Cold Weather Sleeping Bags
For cold weather camping, even in quite extreme conditions, you don’t need to spend the big bucks on the latest hi-tech sleeping bag. I have slept outside, under the stars--no tent, no fire, no shelter--at minus 30 degrees F. in two $20 sleeping bags, one stuffed inside the other.
Stay away from cloth bags--cotton retains moisture, which is then difficult to thaw and dry. Bags with a nylon shell and lining basically shed water and are much easier to dry if they do get damp. In the morning you can open them up, and, after a short time, shake most of the frozen moisture off.
You do get what you pay for, though, and a high-quality sleeping bag is worth the investment if you are going to get some use out of it. Here is a great one: http://www.rei.com/product/795779

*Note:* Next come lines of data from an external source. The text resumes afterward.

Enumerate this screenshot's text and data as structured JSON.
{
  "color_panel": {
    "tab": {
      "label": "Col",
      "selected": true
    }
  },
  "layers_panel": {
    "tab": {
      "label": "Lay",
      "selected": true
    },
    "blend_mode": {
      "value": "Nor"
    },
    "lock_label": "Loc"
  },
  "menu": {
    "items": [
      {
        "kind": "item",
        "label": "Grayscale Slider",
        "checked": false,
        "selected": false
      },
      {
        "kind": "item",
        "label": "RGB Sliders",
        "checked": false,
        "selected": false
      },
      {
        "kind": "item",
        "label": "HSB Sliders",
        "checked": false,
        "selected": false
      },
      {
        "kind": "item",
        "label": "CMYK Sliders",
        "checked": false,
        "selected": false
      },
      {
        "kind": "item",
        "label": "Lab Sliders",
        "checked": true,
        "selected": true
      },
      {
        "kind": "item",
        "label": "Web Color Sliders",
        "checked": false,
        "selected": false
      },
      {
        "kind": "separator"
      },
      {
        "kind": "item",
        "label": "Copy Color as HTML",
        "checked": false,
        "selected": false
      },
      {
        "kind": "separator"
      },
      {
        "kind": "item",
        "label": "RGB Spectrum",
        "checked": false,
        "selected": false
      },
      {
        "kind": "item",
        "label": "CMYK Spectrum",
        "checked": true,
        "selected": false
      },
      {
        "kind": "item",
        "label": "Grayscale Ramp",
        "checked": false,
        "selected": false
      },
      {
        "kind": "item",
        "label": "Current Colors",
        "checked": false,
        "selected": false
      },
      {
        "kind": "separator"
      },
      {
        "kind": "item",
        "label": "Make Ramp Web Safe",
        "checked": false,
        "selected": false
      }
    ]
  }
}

Whichever course you take, try your bag out in the back yard before your trip--no matter how much you’ve spent. I’ve been deep in the bush on bitterly cold nights with folks who really, really wish they would have done that.